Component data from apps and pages
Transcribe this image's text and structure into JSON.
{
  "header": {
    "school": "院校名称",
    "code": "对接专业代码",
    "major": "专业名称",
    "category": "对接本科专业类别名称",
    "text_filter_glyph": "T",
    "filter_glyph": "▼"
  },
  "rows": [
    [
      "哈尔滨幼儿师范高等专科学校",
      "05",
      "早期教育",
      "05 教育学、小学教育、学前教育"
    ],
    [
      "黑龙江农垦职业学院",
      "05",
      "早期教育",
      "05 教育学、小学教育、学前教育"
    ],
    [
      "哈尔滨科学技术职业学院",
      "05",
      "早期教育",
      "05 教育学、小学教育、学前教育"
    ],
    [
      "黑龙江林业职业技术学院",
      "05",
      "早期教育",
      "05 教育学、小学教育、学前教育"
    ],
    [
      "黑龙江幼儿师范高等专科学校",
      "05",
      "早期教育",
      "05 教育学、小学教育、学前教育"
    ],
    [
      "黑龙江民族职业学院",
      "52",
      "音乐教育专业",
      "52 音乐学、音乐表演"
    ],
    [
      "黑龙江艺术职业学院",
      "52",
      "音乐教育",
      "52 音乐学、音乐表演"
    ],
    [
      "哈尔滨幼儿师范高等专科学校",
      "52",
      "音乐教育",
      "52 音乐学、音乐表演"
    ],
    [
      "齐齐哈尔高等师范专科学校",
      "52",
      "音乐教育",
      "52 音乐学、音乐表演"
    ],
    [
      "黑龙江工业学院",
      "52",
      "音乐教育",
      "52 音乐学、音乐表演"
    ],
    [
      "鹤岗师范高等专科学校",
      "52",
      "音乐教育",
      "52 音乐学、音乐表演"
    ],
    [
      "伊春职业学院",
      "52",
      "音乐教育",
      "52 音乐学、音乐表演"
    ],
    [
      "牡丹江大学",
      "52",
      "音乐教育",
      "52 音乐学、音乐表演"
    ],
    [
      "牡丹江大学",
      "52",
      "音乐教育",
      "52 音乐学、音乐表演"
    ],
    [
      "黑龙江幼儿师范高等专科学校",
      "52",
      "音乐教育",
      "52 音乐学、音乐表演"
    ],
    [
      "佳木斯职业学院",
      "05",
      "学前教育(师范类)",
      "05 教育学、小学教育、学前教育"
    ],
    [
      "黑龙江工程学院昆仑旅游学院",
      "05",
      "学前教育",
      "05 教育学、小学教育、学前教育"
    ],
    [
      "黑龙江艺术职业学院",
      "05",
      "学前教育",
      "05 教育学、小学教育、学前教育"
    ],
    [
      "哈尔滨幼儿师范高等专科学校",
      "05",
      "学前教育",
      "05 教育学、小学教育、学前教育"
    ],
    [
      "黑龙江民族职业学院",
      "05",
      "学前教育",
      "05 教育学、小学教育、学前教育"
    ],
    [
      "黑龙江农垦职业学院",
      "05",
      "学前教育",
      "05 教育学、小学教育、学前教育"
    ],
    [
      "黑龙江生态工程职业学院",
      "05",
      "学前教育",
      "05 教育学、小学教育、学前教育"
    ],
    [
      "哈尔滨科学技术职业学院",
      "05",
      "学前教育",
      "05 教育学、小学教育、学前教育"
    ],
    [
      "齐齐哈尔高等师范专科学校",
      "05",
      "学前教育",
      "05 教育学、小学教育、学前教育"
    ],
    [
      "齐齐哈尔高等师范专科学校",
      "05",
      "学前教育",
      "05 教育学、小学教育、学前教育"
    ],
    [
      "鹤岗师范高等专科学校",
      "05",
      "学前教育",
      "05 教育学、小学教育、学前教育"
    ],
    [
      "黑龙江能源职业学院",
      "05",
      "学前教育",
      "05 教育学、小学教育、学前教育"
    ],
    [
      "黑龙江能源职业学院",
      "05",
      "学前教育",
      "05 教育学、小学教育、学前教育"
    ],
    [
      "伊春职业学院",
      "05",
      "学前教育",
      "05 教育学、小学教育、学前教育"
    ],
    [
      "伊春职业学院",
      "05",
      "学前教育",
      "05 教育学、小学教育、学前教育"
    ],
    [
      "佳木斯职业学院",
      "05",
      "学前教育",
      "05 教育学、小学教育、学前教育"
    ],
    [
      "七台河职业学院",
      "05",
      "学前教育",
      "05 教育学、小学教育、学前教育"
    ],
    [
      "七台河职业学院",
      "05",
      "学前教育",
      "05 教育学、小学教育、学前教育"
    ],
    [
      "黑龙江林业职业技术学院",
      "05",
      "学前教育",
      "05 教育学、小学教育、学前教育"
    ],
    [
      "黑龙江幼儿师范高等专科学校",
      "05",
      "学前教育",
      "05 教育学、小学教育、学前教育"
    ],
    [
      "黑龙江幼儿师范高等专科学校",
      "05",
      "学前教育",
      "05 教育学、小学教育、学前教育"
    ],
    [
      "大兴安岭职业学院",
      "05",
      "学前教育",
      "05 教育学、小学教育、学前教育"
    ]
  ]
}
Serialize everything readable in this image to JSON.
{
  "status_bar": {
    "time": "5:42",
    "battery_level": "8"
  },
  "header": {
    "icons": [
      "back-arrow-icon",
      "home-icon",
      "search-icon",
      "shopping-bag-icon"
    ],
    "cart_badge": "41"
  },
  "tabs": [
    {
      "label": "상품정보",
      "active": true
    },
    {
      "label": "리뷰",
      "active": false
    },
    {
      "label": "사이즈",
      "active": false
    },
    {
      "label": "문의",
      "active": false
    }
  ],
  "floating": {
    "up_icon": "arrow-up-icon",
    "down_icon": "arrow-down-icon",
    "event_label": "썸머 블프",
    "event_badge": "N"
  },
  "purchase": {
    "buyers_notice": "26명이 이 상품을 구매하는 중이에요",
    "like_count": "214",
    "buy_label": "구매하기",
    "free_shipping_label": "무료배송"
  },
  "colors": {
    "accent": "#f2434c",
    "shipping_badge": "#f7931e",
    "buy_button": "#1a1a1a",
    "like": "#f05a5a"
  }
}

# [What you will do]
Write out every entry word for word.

# [Task result]
Transcribe this image's text and structure into JSON.
{
  "header": {
    "school": "院校名称",
    "code": "对接专业代码",
    "major": "专业名称",
    "category": "对接本科专业类别名称",
    "text_filter_glyph": "T",
    "filter_glyph": "▼"
  },
  "rows": [
    [
      "哈尔滨幼儿师范高等专科学校",
      "05",
      "早期教育",
      "05 教育学、小学教育、学前教育"
    ],
    [
      "黑龙江农垦职业学院",
      "05",
      "早期教育",
      "05 教育学、小学教育、学前教育"
    ],
    [
      "哈尔滨科学技术职业学院",
      "05",
      "早期教育",
      "05 教育学、小学教育、学前教育"
    ],
    [
      "黑龙江林业职业技术学院",
      "05",
      "早期教育",
      "05 教育学、小学教育、学前教育"
    ],
    [
      "黑龙江幼儿师范高等专科学校",
      "05",
      "早期教育",
      "05 教育学、小学教育、学前教育"
    ],
    [
      "黑龙江民族职业学院",
      "52",
      "音乐教育专业",
      "52 音乐学、音乐表演"
    ],
    [
      "黑龙江艺术职业学院",
      "52",
      "音乐教育",
      "52 音乐学、音乐表演"
    ],
    [
      "哈尔滨幼儿师范高等专科学校",
      "52",
      "音乐教育",
      "52 音乐学、音乐表演"
    ],
    [
      "齐齐哈尔高等师范专科学校",
      "52",
      "音乐教育",
      "52 音乐学、音乐表演"
    ],
    [
      "黑龙江工业学院",
      "52",
      "音乐教育",
      "52 音乐学、音乐表演"
    ],
    [
      "鹤岗师范高等专科学校",
      "52",
      "音乐教育",
      "52 音乐学、音乐表演"
    ],
    [
      "伊春职业学院",
      "52",
      "音乐教育",
      "52 音乐学、音乐表演"
    ],
    [
      "牡丹江大学",
      "52",
      "音乐教育",
      "52 音乐学、音乐表演"
    ],
    [
      "牡丹江大学",
      "52",
      "音乐教育",
      "52 音乐学、音乐表演"
    ],
    [
      "黑龙江幼儿师范高等专科学校",
      "52",
      "音乐教育",
      "52 音乐学、音乐表演"
    ],
    [
      "佳木斯职业学院",
      "05",
      "学前教育(师范类)",
      "05 教育学、小学教育、学前教育"
    ],
    [
      "黑龙江工程学院昆仑旅游学院",
      "05",
      "学前教育",
      "05 教育学、小学教育、学前教育"
    ],
    [
      "黑龙江艺术职业学院",
      "05",
      "学前教育",
      "05 教育学、小学教育、学前教育"
    ],
    [
      "哈尔滨幼儿师范高等专科学校",
      "05",
      "学前教育",
      "05 教育学、小学教育、学前教育"
    ],
    [
      "黑龙江民族职业学院",
      "05",
      "学前教育",
      "05 教育学、小学教育、学前教育"
    ],
    [
      "黑龙江农垦职业学院",
      "05",
      "学前教育",
      "05 教育学、小学教育、学前教育"
    ],
    [
      "黑龙江生态工程职业学院",
      "05",
      "学前教育",
      "05 教育学、小学教育、学前教育"
    ],
    [
      "哈尔滨科学技术职业学院",
      "05",
      "学前教育",
      "05 教育学、小学教育、学前教育"
    ],
    [
      "齐齐哈尔高等师范专科学校",
      "05",
      "学前教育",
      "05 教育学、小学教育、学前教育"
    ],
    [
      "齐齐哈尔高等师范专科学校",
      "05",
      "学前教育",
      "05 教育学、小学教育、学前教育"
    ],
    [
      "鹤岗师范高等专科学校",
      "05",
      "学前教育",
      "05 教育学、小学教育、学前教育"
    ],
    [
      "黑龙江能源职业学院",
      "05",
      "学前教育",
      "05 教育学、小学教育、学前教育"
    ],
    [
      "黑龙江能源职业学院",
      "05",
      "学前教育",
      "05 教育学、小学教育、学前教育"
    ],
    [
      "伊春职业学院",
      "05",
      "学前教育",
      "05 教育学、小学教育、学前教育"
    ],
    [
      "伊春职业学院",
      "05",
      "学前教育",
      "05 教育学、小学教育、学前教育"
    ],
    [
      "佳木斯职业学院",
      "05",
      "学前教育",
      "05 教育学、小学教育、学前教育"
    ],
    [
      "七台河职业学院",
      "05",
      "学前教育",
      "05 教育学、小学教育、学前教育"
    ],
    [
      "七台河职业学院",
      "05",
      "学前教育",
      "05 教育学、小学教育、学前教育"
    ],
    [
      "黑龙江林业职业技术学院",
      "05",
      "学前教育",
      "05 教育学、小学教育、学前教育"
    ],
    [
      "黑龙江幼儿师范高等专科学校",
      "05",
      "学前教育",
      "05 教育学、小学教育、学前教育"
    ],
    [
      "黑龙江幼儿师范高等专科学校",
      "05",
      "学前教育",
      "05 教育学、小学教育、学前教育"
    ],
    [
      "大兴安岭职业学院",
      "05",
      "学前教育",
      "05 教育学、小学教育、学前教育"
    ]
  ]
}
Serialize everything readable in this image to JSON.
{
  "status_bar": {
    "time": "5:42",
    "battery_level": "8"
  },
  "header": {
    "icons": [
      "back-arrow-icon",
      "home-icon",
      "search-icon",
      "shopping-bag-icon"
    ],
    "cart_badge": "41"
  },
  "tabs": [
    {
      "label": "상품정보",
      "active": true
    },
    {
      "label": "리뷰",
      "active": false
    },
    {
      "label": "사이즈",
      "active": false
    },
    {
      "label": "문의",
      "active": false
    }
  ],
  "floating": {
    "up_icon": "arrow-up-icon",
    "down_icon": "arrow-down-icon",
    "event_label": "썸머 블프",
    "event_badge": "N"
  },
  "purchase": {
    "buyers_notice": "26명이 이 상품을 구매하는 중이에요",
    "like_count": "214",
    "buy_label": "구매하기",
    "free_shipping_label": "무료배송"
  },
  "colors": {
    "accent": "#f2434c",
    "shipping_badge": "#f7931e",
    "buy_button": "#1a1a1a",
    "like": "#f05a5a"
  }
}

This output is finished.